This is a game-changer for Ecommerce players, making it possible to personalize from the start, as well as increase the relevancy of your recommendations as they move through the funnel.
Real-time Data Analysis for B2C and B2B
There is one more consideration. This user behavioral analysis must be done “real-time.”
Many vendors will say they incorporate user data signals, but they do so in batches. Meaning that a shopper is really a “persona”- not a person. Again, you don’t want to point your shoppers to what the preponderance of individuals want – you want to point them to what they actually want!
In Coveo’s case we can analyze users on the fly. This means if Audrey likes Nike tennis shoes for example, and then searches for socks, we can infer that she would want Nike-branded socks.
Here’s a great video that explains more.
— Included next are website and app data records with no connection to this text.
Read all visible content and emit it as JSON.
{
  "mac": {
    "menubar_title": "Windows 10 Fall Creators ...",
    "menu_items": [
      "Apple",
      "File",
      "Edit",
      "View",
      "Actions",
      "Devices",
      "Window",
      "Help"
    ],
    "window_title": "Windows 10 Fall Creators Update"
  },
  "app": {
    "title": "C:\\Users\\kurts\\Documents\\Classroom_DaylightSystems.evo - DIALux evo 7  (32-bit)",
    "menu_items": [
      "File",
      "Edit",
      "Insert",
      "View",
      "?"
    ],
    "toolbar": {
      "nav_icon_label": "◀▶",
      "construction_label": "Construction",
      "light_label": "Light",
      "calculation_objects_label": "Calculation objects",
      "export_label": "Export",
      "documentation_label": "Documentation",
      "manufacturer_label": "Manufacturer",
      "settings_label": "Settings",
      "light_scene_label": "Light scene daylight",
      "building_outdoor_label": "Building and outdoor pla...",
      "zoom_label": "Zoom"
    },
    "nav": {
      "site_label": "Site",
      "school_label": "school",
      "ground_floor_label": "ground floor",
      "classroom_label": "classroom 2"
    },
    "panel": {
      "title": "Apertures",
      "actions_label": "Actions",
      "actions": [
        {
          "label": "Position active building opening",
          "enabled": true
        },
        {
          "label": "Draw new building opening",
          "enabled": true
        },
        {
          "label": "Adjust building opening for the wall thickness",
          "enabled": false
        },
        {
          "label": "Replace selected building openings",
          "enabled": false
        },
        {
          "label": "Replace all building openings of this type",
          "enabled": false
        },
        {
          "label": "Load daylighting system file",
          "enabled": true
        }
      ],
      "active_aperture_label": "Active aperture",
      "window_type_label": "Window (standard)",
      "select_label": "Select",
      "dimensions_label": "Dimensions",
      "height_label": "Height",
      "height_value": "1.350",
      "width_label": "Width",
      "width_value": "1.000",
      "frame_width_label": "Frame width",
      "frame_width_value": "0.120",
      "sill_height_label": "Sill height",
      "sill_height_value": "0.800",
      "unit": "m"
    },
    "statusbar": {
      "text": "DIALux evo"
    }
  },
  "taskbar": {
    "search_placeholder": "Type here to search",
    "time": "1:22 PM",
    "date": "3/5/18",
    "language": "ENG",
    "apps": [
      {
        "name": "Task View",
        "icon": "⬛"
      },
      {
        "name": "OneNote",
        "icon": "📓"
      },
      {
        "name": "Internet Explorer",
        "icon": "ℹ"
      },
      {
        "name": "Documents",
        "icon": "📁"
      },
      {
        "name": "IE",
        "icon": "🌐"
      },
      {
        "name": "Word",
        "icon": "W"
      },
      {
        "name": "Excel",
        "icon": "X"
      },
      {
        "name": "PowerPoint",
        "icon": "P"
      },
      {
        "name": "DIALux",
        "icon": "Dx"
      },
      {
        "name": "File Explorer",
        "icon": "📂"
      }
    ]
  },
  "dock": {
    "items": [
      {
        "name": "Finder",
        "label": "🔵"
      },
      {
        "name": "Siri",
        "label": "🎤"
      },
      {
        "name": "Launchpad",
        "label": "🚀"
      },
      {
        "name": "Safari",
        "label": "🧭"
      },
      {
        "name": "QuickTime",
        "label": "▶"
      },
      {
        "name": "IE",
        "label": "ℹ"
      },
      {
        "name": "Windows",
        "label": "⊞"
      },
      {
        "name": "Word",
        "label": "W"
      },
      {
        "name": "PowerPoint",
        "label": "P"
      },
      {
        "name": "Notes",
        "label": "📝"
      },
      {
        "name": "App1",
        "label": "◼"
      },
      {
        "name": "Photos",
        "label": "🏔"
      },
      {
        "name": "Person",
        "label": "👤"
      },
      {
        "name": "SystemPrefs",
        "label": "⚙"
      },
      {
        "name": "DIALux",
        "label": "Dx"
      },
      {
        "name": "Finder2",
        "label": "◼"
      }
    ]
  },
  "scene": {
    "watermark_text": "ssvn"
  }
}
B2B Too Can Personalize With Scarce Data
The same applies to B2B buyers. During this period of time when supply chains are interrupted, people are looking for replacements of items that might be discontinued or out of stock. Again, with a deep understanding of your products, similarities across your catalog, and product affinity in order to match customers with products they are most likely to buy.
Imagine a corporate buyer for a general contractor. At one point, the person may be looking for a “cutter.” Depending on the project being worked on, this may be a pipe cutter, wire cutter, or tile cutter. They are all cutters, although the applications are very different. Using our approach, the session variables of where the users interact or browse, the correct “cutter” can be shown. With a product catalog of 6 million SKUs, this approach is essential.
Think of it another way, the machine is suggestive selling what a knowledgeable rep might have offered!
Shopper Loyalties Are Up for Grabs
Bottomline, shoppers have become highly frustrated by negative online experiences. Sites that offer real-time personalization have a chance to win customers — and their long-term loyalty if you can make a great first impression.
You don’t need a lot of individual data — you just have to leverage your product data to infer what your users want.
Learn more about the Coveo Relevance Engine